  author       = {Skeie, G. and Braaten, T. and Hjartaker, A. and Lentjes, M. and Amiano, P. and Jakszyn, P. and Pala, V. and Palanca, A. and Niekerk, E. M. and Verhagen, H. and Avloniti, K. and Psaltopoulou, T. and Niravong, M. and Touvier, M. and Nimptsch, K. and Haubrock, J. and Walker, L. and Spencer, E. A. and Roswall, N. and Olsen, A. and Wallström, Peter and Nilsson, S. and Casagrande, C. and Deharveng, G. and Hellstrom, V. and Boutron-Ruault, M. C. and Tjonneland, A. and Joensen, A. M. and Clavel-Chapelon, F. and Trichopoulou, A. and Martinez, C. and Rodriguez, L. and Frasca, G. and Sacerdote, C. and Peeters, P. H. M. and Linseisen, J. and Schienkiewitz, A. and Welch, A. A. and Manjer, Jonas and Ferrari, P. and Riboli, E. and Bingham, S. and Engeset, D. and Lund, E. and Slimani, N.},

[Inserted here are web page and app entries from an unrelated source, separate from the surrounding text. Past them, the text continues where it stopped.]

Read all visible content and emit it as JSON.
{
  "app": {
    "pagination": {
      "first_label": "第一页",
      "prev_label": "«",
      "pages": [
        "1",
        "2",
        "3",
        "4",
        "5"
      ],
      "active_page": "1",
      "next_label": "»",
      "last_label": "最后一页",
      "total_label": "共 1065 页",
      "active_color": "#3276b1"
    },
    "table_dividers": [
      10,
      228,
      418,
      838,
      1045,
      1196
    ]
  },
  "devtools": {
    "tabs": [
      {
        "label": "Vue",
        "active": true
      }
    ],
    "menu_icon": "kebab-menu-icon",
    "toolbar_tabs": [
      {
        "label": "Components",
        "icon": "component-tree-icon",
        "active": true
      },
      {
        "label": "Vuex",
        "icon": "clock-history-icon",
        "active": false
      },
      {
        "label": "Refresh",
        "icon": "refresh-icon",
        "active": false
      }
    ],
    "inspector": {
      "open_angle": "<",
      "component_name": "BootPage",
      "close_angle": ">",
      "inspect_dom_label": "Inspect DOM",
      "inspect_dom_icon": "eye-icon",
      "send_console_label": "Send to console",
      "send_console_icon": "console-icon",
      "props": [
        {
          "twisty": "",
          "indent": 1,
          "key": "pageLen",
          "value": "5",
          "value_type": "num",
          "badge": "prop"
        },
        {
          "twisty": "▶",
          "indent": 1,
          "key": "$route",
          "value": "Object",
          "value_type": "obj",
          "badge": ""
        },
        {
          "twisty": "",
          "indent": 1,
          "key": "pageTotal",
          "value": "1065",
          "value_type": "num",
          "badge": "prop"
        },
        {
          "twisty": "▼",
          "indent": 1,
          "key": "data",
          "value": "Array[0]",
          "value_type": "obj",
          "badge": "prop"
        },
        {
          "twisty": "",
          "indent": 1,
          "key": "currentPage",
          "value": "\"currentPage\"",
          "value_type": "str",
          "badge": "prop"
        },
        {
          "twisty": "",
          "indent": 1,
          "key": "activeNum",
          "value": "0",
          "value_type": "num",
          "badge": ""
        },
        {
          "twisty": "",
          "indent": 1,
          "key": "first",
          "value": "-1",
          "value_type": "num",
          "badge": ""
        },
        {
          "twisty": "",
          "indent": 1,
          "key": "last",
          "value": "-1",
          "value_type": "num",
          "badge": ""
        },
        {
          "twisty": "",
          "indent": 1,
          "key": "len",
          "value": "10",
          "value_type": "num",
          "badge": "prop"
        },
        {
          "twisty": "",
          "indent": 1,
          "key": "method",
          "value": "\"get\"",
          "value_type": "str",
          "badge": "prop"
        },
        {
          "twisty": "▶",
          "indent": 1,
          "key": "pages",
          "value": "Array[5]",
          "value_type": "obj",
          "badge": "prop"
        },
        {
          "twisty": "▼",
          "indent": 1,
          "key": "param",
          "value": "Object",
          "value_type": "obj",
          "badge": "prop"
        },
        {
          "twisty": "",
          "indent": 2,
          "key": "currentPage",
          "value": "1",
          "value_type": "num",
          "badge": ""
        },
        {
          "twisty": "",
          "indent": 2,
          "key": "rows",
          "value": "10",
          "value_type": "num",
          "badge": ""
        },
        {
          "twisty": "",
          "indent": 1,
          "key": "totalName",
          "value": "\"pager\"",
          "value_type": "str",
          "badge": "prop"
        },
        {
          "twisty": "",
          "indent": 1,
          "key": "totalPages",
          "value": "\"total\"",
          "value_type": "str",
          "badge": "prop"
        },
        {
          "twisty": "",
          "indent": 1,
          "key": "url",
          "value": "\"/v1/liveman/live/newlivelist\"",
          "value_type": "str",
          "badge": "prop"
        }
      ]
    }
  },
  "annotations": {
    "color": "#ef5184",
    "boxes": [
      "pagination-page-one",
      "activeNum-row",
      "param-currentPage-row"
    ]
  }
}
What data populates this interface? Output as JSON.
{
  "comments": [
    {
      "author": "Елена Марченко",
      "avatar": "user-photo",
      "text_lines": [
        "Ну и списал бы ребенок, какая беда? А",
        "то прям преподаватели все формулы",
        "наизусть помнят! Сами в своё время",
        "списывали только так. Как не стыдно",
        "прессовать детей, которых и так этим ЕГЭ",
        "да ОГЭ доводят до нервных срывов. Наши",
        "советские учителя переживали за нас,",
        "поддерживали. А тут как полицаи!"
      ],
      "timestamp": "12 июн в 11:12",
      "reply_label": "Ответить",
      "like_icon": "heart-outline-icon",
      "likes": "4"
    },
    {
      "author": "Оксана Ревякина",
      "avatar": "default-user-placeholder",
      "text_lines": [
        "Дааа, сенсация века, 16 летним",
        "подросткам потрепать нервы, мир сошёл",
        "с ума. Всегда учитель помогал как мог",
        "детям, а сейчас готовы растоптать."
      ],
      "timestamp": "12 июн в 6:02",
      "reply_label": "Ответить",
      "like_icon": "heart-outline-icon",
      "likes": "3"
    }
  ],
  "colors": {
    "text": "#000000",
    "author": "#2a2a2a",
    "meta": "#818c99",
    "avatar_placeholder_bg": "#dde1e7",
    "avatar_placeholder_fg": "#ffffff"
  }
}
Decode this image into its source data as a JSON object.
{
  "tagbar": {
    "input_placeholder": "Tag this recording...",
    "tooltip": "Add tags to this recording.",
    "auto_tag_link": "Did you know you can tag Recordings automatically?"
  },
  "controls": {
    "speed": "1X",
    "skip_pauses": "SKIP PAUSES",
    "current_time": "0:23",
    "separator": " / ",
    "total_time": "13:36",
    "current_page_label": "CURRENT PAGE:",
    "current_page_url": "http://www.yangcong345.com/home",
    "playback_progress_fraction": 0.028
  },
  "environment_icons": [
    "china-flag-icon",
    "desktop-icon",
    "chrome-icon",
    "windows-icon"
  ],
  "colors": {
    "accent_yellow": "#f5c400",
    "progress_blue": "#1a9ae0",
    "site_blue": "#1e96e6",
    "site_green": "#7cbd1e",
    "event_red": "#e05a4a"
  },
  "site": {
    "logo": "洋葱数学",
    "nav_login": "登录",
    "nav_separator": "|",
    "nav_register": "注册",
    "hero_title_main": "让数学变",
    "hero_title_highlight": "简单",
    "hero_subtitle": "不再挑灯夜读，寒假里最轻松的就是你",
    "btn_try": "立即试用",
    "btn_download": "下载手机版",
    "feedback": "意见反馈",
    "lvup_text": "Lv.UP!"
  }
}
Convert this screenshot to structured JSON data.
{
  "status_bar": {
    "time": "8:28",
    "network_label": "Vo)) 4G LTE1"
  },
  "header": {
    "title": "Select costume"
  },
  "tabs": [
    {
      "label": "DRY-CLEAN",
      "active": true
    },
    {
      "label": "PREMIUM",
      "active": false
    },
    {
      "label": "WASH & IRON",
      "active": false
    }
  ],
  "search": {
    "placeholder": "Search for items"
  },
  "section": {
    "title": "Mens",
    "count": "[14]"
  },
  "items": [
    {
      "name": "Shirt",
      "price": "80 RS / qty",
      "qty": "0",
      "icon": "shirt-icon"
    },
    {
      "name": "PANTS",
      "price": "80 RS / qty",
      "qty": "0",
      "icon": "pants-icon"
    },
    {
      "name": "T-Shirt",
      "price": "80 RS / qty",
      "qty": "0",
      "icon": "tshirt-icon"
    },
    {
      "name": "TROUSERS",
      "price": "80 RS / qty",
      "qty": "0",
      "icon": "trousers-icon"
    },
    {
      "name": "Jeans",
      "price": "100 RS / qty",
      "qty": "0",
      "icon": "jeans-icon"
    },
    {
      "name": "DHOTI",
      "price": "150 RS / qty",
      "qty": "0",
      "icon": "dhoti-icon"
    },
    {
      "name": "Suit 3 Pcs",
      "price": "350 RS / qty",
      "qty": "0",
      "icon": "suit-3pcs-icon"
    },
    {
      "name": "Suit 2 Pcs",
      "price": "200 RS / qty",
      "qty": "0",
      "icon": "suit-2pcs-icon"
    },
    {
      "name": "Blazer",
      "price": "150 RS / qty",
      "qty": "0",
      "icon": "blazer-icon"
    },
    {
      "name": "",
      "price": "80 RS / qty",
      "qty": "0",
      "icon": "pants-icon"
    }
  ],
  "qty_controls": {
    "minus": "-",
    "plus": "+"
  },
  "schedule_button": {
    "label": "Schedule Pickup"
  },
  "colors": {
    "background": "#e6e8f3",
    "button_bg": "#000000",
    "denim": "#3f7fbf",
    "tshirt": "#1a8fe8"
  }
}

  issn         = {1476-5640},
  keyword      = {24-h dietary recall,EPIC,dietary supplements,Europe,vitamins,minerals},
  language     = {eng},
  number       = {4s},
  pages        = {226--238},
  publisher    = {Nature Publishing Group},
  series       = {European Journal of Clinical Nutrition},
  title        = {Use of dietary supplements in the European Prospective Investigation into Cancer and Nutrition calibration study},
  url          = {http://dx.doi.org/10.1038/ejcn.2009.83},
  volume       = {63},
  year         = {2009},
}